UNICEF works every day so that children in Peru have equal opportunities and develop their full potential. Everything we do is guided by the Convention on the Rights of the Child, the most ratified international human rights treaty in the world. The realization of each of these rights will give rise to a new generation, which we call Generation i: the Generation of Inclusion, the Generation of equal opportunities. Generation i will be a generation of citizens who respect human rights, are tolerant and build peace; a generation that uses natural resources responsibly and takes care of the environment; a generation that respects institutions and norms that strengthen democracy. The generation that will achieve sustainable development in Peru. Generation i is only possible if we guarantee all children their rights.
Foreword 2014 was a special year. We marked the 25th anniversary of the Convention on the Rights of the Child, the most ratified human rights treaty in the world, which guides our work. In Peru, we celebrated by recognizing thirteen women and men who have contributed to public policies for Peruvian children and adolescents. Among the recipients was Javier Pérez de Cuellar, who served as Secretary General of the United Nations when the Convention was adopted in 1989. UNICEF Executive Director Anthony Lake visited Peru in April. His meetings with President Ollanta Humala and other authorities helped reaffirm UNICEF’s commitment to Peru. This year we reached the midpoint of the current Country Programme 2012-2016. The public policies that have started to take effect at the national and regional level encourage us to keep moving forward. UNICEF continued to work with communities and local and regional authorities in six regions – Amazonas, Apurímac, Ayacucho, Cusco, Loreto and Ucayali – to pilot models for scaling up. Our Child Survival and Development programme continued to help Peru in fighting child mortality, chronic malnutrition and anaemia in young children. The Government of Peru universalized multi-micronutrient supplementation for all children aged six months to three years. In education, Peru’s main challenges include: adapting curricula to the realities of students, strengthening the capacity of teachers, promoting intercultural bilingual education (IBE), expanding access to pre-school in remote areas and investing in infrastructure. In 2014, UNICEF supported Peru’s efforts to overcome these challenges and we continue to do so. Peru has always shown interest in adapting national legislation to align with the Convention. UNICEF has provided technical assistance to the Ministry of Women and Vulnerable Populations (MIMP) to reform the Code for Children and Adolescents such that it meets international standards and contributes to improving children’s rights. Elections were held across the country to elect municipal, provincial and regional authorities. UNICEF worked with Peru’s elections agency (JNE) to ensure new decision-makers would prioritize children in their government plans. UNICEF also helped develop a new tool to track public spending on children.

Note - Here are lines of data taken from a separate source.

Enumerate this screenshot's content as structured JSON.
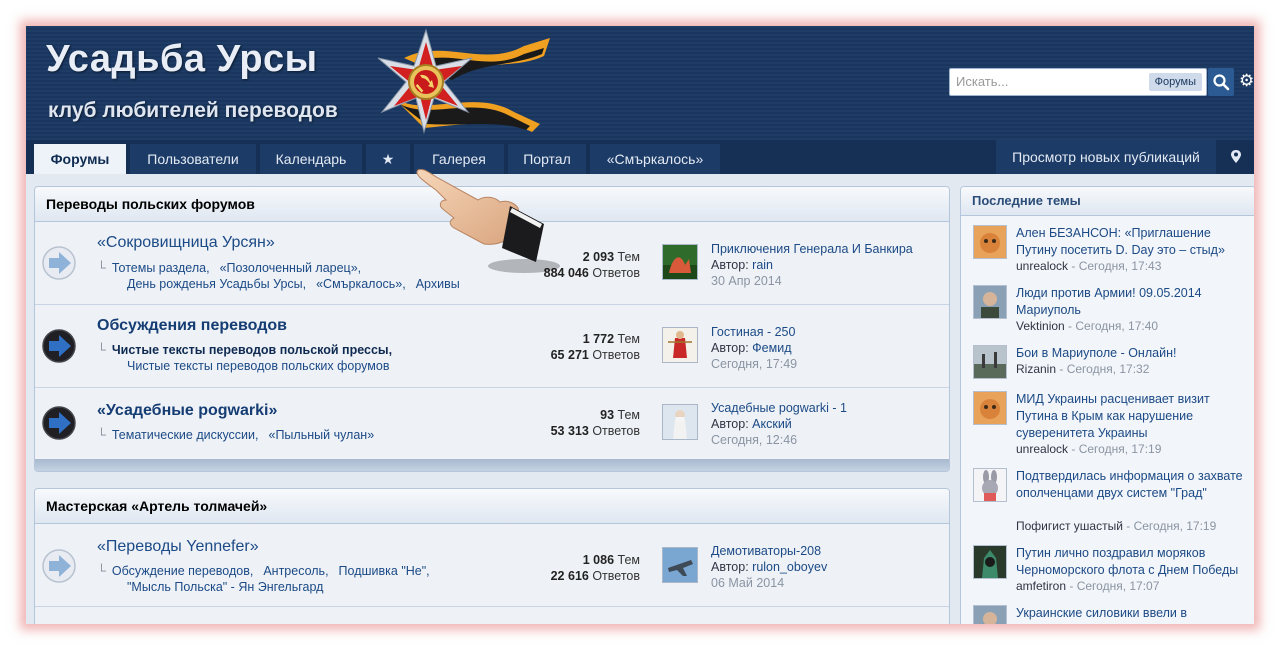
{
  "header": {
    "title": "Усадьба Урсы",
    "subtitle": "клуб любителей переводов",
    "search": {
      "placeholder": "Искать...",
      "scope": "Форумы"
    },
    "icons": {
      "search": "search-icon",
      "settings": "gear-icon",
      "emblem": "victory-order-emblem"
    }
  },
  "nav": {
    "tabs": [
      "Форумы",
      "Пользователи",
      "Календарь",
      "★",
      "Галерея",
      "Портал",
      "«Смъркалось»"
    ],
    "active_tab": "Форумы",
    "new_posts": "Просмотр новых публикаций",
    "location_icon": "map-pin-icon"
  },
  "categories": [
    {
      "name": "Переводы польских форумов",
      "forums": [
        {
          "title": "«Сокровищница Урсян»",
          "icon_state": "read",
          "subforums": [
            "Тотемы раздела,",
            "«Позолоченный ларец»,",
            "День рожденья Усадьбы Урсы,",
            "«Смъркалось»,",
            "Архивы"
          ],
          "topics_count": "2 093",
          "topics_label": "Тем",
          "replies_count": "884 046",
          "replies_label": "Ответов",
          "last_title": "Приключения Генерала И Банкира",
          "last_author_label": "Автор:",
          "last_author": "rain",
          "last_date": "30 Апр 2014"
        },
        {
          "title": "Обсуждения переводов",
          "icon_state": "unread",
          "subforums": [
            "Чистые тексты переводов польской прессы,",
            "Чистые тексты переводов польских форумов"
          ],
          "topics_count": "1 772",
          "topics_label": "Тем",
          "replies_count": "65 271",
          "replies_label": "Ответов",
          "last_title": "Гостиная - 250",
          "last_author_label": "Автор:",
          "last_author": "Фемид",
          "last_date": "Сегодня, 17:49"
        },
        {
          "title": "«Усадебные pogwarki»",
          "icon_state": "unread",
          "subforums": [
            "Тематические дискуссии,",
            "«Пыльный чулан»"
          ],
          "topics_count": "93",
          "topics_label": "Тем",
          "replies_count": "53 313",
          "replies_label": "Ответов",
          "last_title": "Усадебные pogwarki - 1",
          "last_author_label": "Автор:",
          "last_author": "Акский",
          "last_date": "Сегодня, 12:46"
        }
      ]
    },
    {
      "name": "Мастерская «Артель толмачей»",
      "forums": [
        {
          "title": "«Переводы Yennefer»",
          "icon_state": "read",
          "subforums": [
            "Обсуждение переводов,",
            "Антресоль,",
            "Подшивка \"Не\",",
            "\"Мысль Польска\" - Ян Энгельгард"
          ],
          "topics_count": "1 086",
          "topics_label": "Тем",
          "replies_count": "22 616",
          "replies_label": "Ответов",
          "last_title": "Демотиваторы-208",
          "last_author_label": "Автор:",
          "last_author": "rulon_oboyev",
          "last_date": "06 Май 2014"
        }
      ]
    }
  ],
  "sidebar": {
    "title": "Последние темы",
    "topics": [
      {
        "title": "Ален БЕЗАНСОН: «Приглашение Путину посетить D. Day это – стыд»",
        "author": "unrealock",
        "date": "Сегодня, 17:43"
      },
      {
        "title": "Люди против Армии! 09.05.2014 Мариуполь",
        "author": "Vektinion",
        "date": "Сегодня, 17:40"
      },
      {
        "title": "Бои в Мариуполе - Онлайн!",
        "author": "Rizanin",
        "date": "Сегодня, 17:32"
      },
      {
        "title": "МИД Украины расценивает визит Путина в Крым как нарушение суверенитета Украины",
        "author": "unrealock",
        "date": "Сегодня, 17:19"
      },
      {
        "title": "Подтвердилась информация о захвате ополченцами двух систем \"Град\"",
        "author": "Пофигист ушастый",
        "date": "Сегодня, 17:19"
      },
      {
        "title": "Путин лично поздравил моряков Черноморского флота с Днем Победы",
        "author": "amfetiron",
        "date": "Сегодня, 17:07"
      },
      {
        "title": "Украинские силовики ввели в",
        "author": "",
        "date": ""
      }
    ],
    "meta_separator": " - "
  },
  "colors": {
    "header_bg": "#1e3c66",
    "nav_bg": "#152f55",
    "link": "#1c4a86",
    "active_tab_bg": "#eef3f9",
    "frame_glow": "#e67878"
  }
}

Peru’s geography makes it one of the countries most vulnerable to natural disasters. UNICEF continued to work with different levels of government to build a rights-based approach to disaster risk reduction. UNICEF works in Peru to help Peruvians guarantee the rights of children. As international cooperation funding decreases, the cause for children’s rights will depend on national solidarity. This year, along with corporate social responsibility initiatives, UNICEF launched a national monthly donor programme. For the seventh year in a row, the Buena Onda (Good Vibe) social mobilization and fundraising campaign allowed us to share our work with Peruvians. We reached children and youth through the La Onda de mi Cole (My School Vibe) engagement initiative. Around 70,000 students made their voices heard on issues that matter to them: bullying, domestic violence, online safet